Much like the teaching of our Rabbi Yeshua in his sermon on the mount to turn the other cheek against those who seek us harm (Matthew 5:39) “But I tell you, do not retaliate against the wicked person, and to the one who strikes you upon the right cheek, turn to him the other as well”.
I believe, in this instance, Onkelos is following the teaching of our Rabbi, albeit unknowingly, by turning the other cheek to the Romans. OK, I have to admit, I highly doubt that even if he did put up a fight he would have been any match for the Roman task force sent against him. Lets face it folks, Jews (unless your in the IDF) aren’t really made for war, but I digress.
So instead of Onkelos turning to violence he turns to words of Torah, thus causing the Romans to pause for just a second and then, according to the story, convert. I believe we can apply this to our lives, and instead of turning to violence, whether with our words or actions, turn to the words of peace and life found in the Bible as Onkelos did.
To avoid with burning or not?
The Gemara now turns to discuss various types of Pagan holidays and the avoidance of the them, and also contact with Pagans on them. The first one mentioned is the birthday of the Emperor. R’ Meir says to stay away from Pagans three days before the emperor's birthday and the day of his death. However the sages say that business is forbidden before the anniversary of the emperor's death only if the death was marked by the burning of his personal articles. Then Comes R’ Meir to say that the burning of articles is not attached to idolatrous rituals.
The Rabbis now proceed to challenge the opinion of R’ Meir by citing that whither burning is involved or not, the ritual of the king’s birthday and death involve Idolatrous activity.
The Gemara now challenges the opinion of the Rabbis in saying that burning of the king's articles is attached to idolatry saying: “We burn for the honor of Jewish Kings, and this not one of the ways of the Amorite. Now, if it (burning a king's articles) is an idolatrous ritual, how could we burn the articles of a Jewish king? Why, it is written, "And you shall not follow their rituals!”
After this the Gemara reverts to the burning of kings' articles to not be attached to idolatrous ritual. But merely a display of the importance of the king.
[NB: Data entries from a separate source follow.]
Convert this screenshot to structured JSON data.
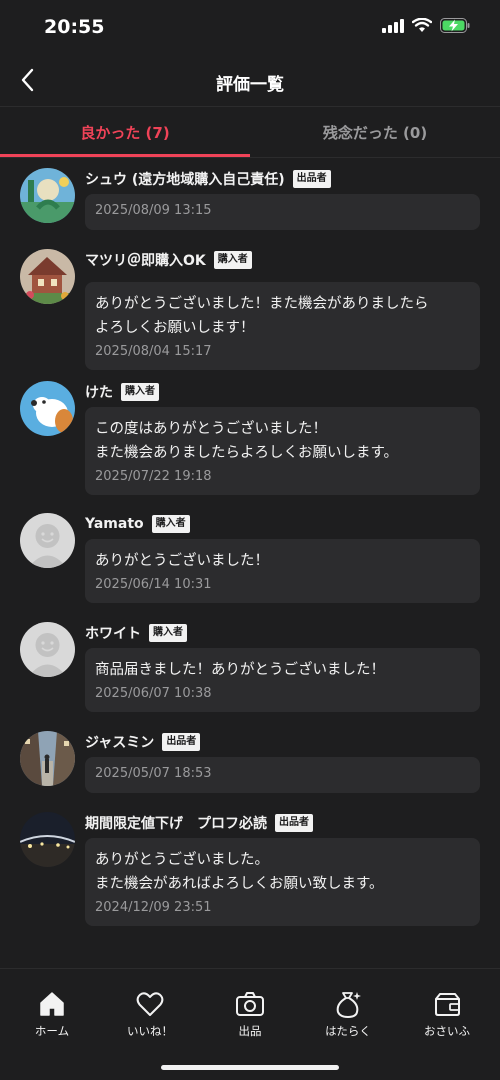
{
  "status": {
    "time": "20:55"
  },
  "nav": {
    "title": "評価一覧"
  },
  "tabs": [
    {
      "label": "良かった (7)",
      "active": true
    },
    {
      "label": "残念だった (0)",
      "active": false
    }
  ],
  "colors": {
    "accent": "#f04358",
    "background": "#1e1e1f",
    "bubble": "#2c2c2e",
    "muted": "#9a9a9c"
  },
  "reviews": [
    {
      "name": "シュウ (遠方地域購入自己責任)",
      "role": "出品者",
      "comment": "",
      "date": "2025/08/09 13:15",
      "avatar": "illustration"
    },
    {
      "name": "マツリ＠即購入OK",
      "role": "購入者",
      "comment": "ありがとうございました！また機会がありましたら\nよろしくお願いします！",
      "date": "2025/08/04 15:17",
      "avatar": "house-photo"
    },
    {
      "name": "けた",
      "role": "購入者",
      "comment": "この度はありがとうございました！\nまた機会ありましたらよろしくお願いします。",
      "date": "2025/07/22 19:18",
      "avatar": "dog-illustration"
    },
    {
      "name": "Yamato",
      "role": "購入者",
      "comment": "ありがとうございました！",
      "date": "2025/06/14 10:31",
      "avatar": "default"
    },
    {
      "name": "ホワイト",
      "role": "購入者",
      "comment": "商品届きました！ありがとうございました！",
      "date": "2025/06/07 10:38",
      "avatar": "default"
    },
    {
      "name": "ジャスミン",
      "role": "出品者",
      "comment": "",
      "date": "2025/05/07 18:53",
      "avatar": "street-photo"
    },
    {
      "name": "期間限定値下げ　プロフ必読",
      "role": "出品者",
      "comment": "ありがとうございました。\nまた機会があればよろしくお願い致します。",
      "date": "2024/12/09 23:51",
      "avatar": "night-photo"
    }
  ],
  "bottom_nav": [
    {
      "label": "ホーム",
      "icon": "home-icon"
    },
    {
      "label": "いいね！",
      "icon": "heart-icon"
    },
    {
      "label": "出品",
      "icon": "camera-icon"
    },
    {
      "label": "はたらく",
      "icon": "money-bag-icon"
    },
    {
      "label": "おさいふ",
      "icon": "wallet-icon"
    }
  ]
}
However the Rabbis and R’ Meir continue to disagree over which days to avoid contact with pagans the Rabbis maintain to avoid contact only when they burn the king's articles and R’ Meir maintains to avoid them whether or not there is burning involved.
Points to consider
Who would you side with? R’ Meir on the side of caution, or the sages on the less cautious side? Why?
Which one makes more sense?
Festive days of Pagans and Romans 14.
Before page eleven ends it states something very interesting that caught my eye and reminded me of something I have read in Pauline writings. See if you can dictate what I caught. The Gemara says.
Shmuel said, "In the Diaspora it is forbidden to do business with idolaters only on the festival itself." The Gemara questions whether this is forbidden: And the festival is forbidden? But Rav Yehudah allowed Rav Beruna to sell wine to pagans, and Rav Gidal to sell wheat to pagans on the festival of Merchants. The Gemara answers that it is different because it is not a fixed day. However, this reminded me of Romans 14 when Paul talks about one day being above the other and some keeping them as unto the Lord and others treating them as common. Paul could be addressing these types of concerns here, or he might not be, the language just has me thinking.
Points to consider
Would you feel comfortable having contact with Pagans on their festivals? Keep the words of Paul in Romans 14, and 1 Corinthians 8-10 in mind. Do you think there is any connection here between the words of Paul and the Sages? Yes? No? how so?
Over all I think this is a good start to a world of discovery! Remember there are no wrong answers!